GUAYNABO, Puerto Rico – Hurricane Maria survivors receiving direct leasing or rental assistance from FEMA now have until Sept. 20, 2019 to find permanent housing.
FEMA’s rental assistance program distributes payment to survivors for temporary housing. With direct lease, the agency pays landlords or property managers directly.
Normally, the deadline for these programs is 18 months from the declaration date, which was March 20, 2019 for Maria. But because of extenuating circumstance, such as a shortage of rental properties and qualified contractors and laborers and new building code requirements, the deadline has been extended by six months.
These programs are not meant as a permanent housing solution for survivors.
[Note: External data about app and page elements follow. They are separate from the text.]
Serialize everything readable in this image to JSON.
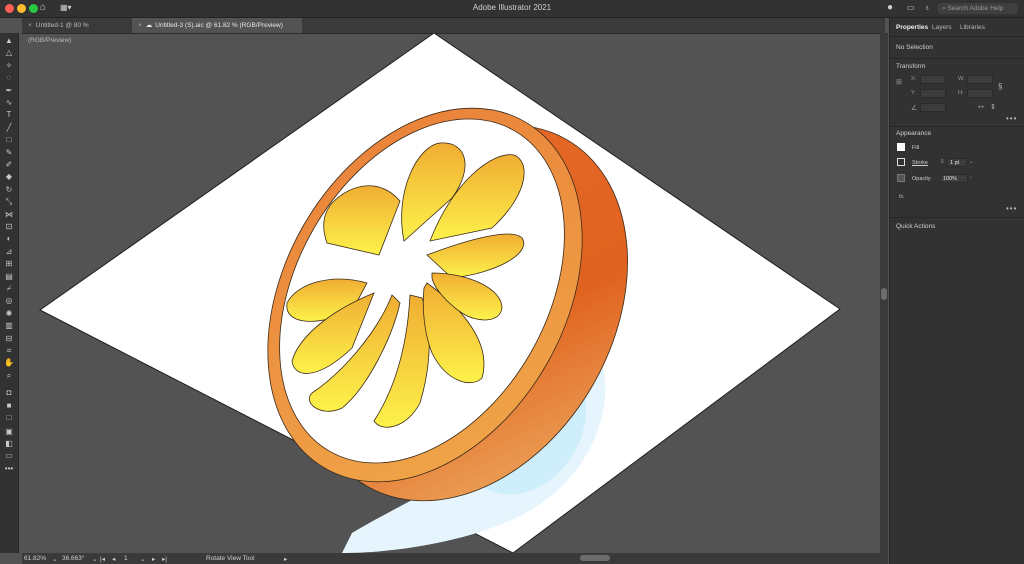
{
  "window": {
    "title": "Adobe Illustrator 2021",
    "search_placeholder": "Search Adobe Help"
  },
  "tabs": [
    {
      "label": "Untitled-1 @ 80 % (RGB/Preview)",
      "active": false
    },
    {
      "label": "Untitled-3 (S).aic @ 61.82 % (RGB/Preview)",
      "active": true
    }
  ],
  "panel": {
    "tabs": [
      "Properties",
      "Layers",
      "Libraries"
    ],
    "selection": "No Selection",
    "transform": {
      "title": "Transform",
      "x": "X:",
      "y": "Y:",
      "w": "W:",
      "h": "H:"
    },
    "appearance": {
      "title": "Appearance",
      "fill_label": "Fill",
      "stroke_label": "Stroke",
      "stroke_value": "1 pt",
      "opacity_label": "Opacity",
      "opacity_value": "100%",
      "fx": "fx."
    },
    "quick_actions": "Quick Actions"
  },
  "status": {
    "zoom": "61.82%",
    "rotation": "36.663°",
    "artboard": "1",
    "tool": "Rotate View Tool"
  },
  "colors": {
    "canvas": "#535353",
    "artboard": "#ffffff",
    "peel": "#ed8a3a",
    "peel_dark": "#e0621f",
    "segment_top": "#f0ad33",
    "segment_bottom": "#fdf24a",
    "shadow": "#cdeefa"
  },
  "tools": [
    "selection-icon",
    "direct-selection-icon",
    "magic-wand-icon",
    "lasso-icon",
    "pen-icon",
    "curvature-icon",
    "type-icon",
    "line-icon",
    "rectangle-icon",
    "paintbrush-icon",
    "shaper-icon",
    "eraser-icon",
    "rotate-icon",
    "scale-icon",
    "width-icon",
    "free-transform-icon",
    "shape-builder-icon",
    "perspective-icon",
    "mesh-icon",
    "gradient-icon",
    "eyedropper-icon",
    "blend-icon",
    "symbol-sprayer-icon",
    "column-graph-icon",
    "artboard-icon",
    "slice-icon",
    "hand-icon",
    "zoom-icon"
  ]
}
They offer temporary shelter while disaster survivors find a safe and habitable place to live. Safe and habitable means that doors, roof and windows are structurally sound and gas, heating, plumbing and sewer and septic systems function properly.
As of Feb. 19, 174 households are participating in FEMA’s direct leasing program and 281 are receiving rental assistance – 241 on the mainland.
FEMA representatives continue to meet with survivors in these programs regularly to help them develop a long-term housing plan. FEMA also helps connect families with organizations that offer additional resources.
Hundreds of thousands of homeowners continue to repair and rebuild their hurricane-damaged properties with assistance from several sources and programs. So far, FEMA has disbursed $755 million in housing assistance. Over $1.7 billion in low-interest disaster loans has been approved by the U.S. Small Business Administration for home repairs and replacement of property.
Other FEMA funded housing programs include Tu Hogar Renace and VALOR, or Voluntary Agencies Leading and Organizing Repair. Tu Hogar Renace, which is funded by FEMA but administered by Puerto Rico’s Department of Housing, has made emergency repairs to over 108,000 homes, at an average of $10,000 per home. Many of the repairs were done while labor and resources were in short supply throughout the island.
The VALOR program, which involves voluntary agencies using FEMA-funded materials, has helped repair over 3,000 homes, at an average of $3,485 per home.
Survivors can also receive additional information on housing and other recovery resources by visiting a Community Recovery Center near them. To find one in your area, go to www.fema.gov/disaster/4339/CRC.
Disaster recovery assistance is available without regard to race, color, religion, nationality, sex, age, disability, English proficiency or economic status. If you or someone you know has been discriminated against, call FEMA toll-free at 800-621-FEMA (3362) 711/VRS - Video Relay Service. Multilingual operators are available. (Press 2 for Spanish). TTY call 800-462-7585.
Follow us at: